Henry Baker wrote:
> In article <firstname.lastname@example.org>, email@example.com (Mark A
> Harrison) wrote:
> > Example: My former roomate (mid-80's) was a chip designer. He had
> > two giant systems on his desk, a lisp machine (TI Explorer?) and
> > an Apollo. He was always complaining about how inconvenient it
> > was that part of his work was done on the lisp machine (chip design)
> > and that the rest was done on the Apollo (word processing, email,
> > manufacturing apps).
> This is complete BS. The lisp machines had fabulous email systems,
> and Symbolics went to a great deal of trouble to make TeX run on its
> Lisp Machine.
Lisp machines may have had fabulous email systems, but how much good
does that do if the rest of the company is running on *another* email
system? You want to buy lisp machines for every secretary and marketing
rep, just so they can all use the same email system?
And who told you that TeX was an acceptable format for WP documents in
I realize this sounds goofy today, when email is 99+% IP/SMTP and every

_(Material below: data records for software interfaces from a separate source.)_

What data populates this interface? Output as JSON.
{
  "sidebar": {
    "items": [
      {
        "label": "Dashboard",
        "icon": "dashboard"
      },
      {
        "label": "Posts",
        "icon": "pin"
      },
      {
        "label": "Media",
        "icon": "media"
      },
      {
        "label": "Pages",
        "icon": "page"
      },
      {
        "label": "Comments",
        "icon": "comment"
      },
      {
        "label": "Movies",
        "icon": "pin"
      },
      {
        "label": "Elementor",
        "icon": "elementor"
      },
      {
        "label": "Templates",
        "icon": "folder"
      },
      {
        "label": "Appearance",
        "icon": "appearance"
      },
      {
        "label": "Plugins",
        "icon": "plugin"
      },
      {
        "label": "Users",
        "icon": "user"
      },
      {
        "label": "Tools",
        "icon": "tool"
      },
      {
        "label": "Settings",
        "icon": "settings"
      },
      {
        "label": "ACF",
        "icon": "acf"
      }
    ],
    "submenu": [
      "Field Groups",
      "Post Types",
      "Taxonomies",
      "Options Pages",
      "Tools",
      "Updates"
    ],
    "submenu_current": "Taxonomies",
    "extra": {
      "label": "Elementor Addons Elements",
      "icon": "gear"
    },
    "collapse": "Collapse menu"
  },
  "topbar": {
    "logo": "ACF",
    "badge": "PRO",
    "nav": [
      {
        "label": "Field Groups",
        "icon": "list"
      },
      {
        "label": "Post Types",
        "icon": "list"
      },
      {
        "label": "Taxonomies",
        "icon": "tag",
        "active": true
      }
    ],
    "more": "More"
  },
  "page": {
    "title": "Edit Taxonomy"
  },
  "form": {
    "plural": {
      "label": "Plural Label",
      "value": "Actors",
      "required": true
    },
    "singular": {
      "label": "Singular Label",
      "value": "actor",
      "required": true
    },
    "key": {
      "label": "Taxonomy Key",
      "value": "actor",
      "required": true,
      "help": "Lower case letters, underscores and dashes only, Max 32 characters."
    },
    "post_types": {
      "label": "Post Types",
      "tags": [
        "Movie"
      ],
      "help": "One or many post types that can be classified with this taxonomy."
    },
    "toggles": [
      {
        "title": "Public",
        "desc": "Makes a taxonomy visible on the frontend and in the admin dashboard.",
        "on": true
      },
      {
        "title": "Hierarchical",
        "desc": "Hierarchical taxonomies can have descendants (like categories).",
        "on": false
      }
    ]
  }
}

system that supports email supports that standard, but even today you get
similar problems when some schmoe decides to run a braindead product like
MS-Mail -- every UNIX user on the system then has to either get a bitty
box crippled with an MS operating system or scream in rage at what MS-mail
does to the formatting as it makes its pathetic attempt to convert to
"standard" email format. Normally this is a mere annoyance, but if part
of the mail you're passing is sourcecode, getting the format hashed or
unexpected line breaks or quote characters inserted can kill you.
If everybody else in the company was running some proprietary email system
and the lisp machine/software wasn't compatible with it (PC-pursuit anyone?
or FIDOmail? ) then it really doesn't matter how good the lisp machine's
email facilities are/were.
In exactly the same way, it doesn't matter how good any language is, if
it can't call out to the compiled C code that everyone else in the company
is writing and produce compiled modules that can be called from the C
that everyone else in the company is writing. Being good isn't enough;
email systems and development tools also have to fit in their environment.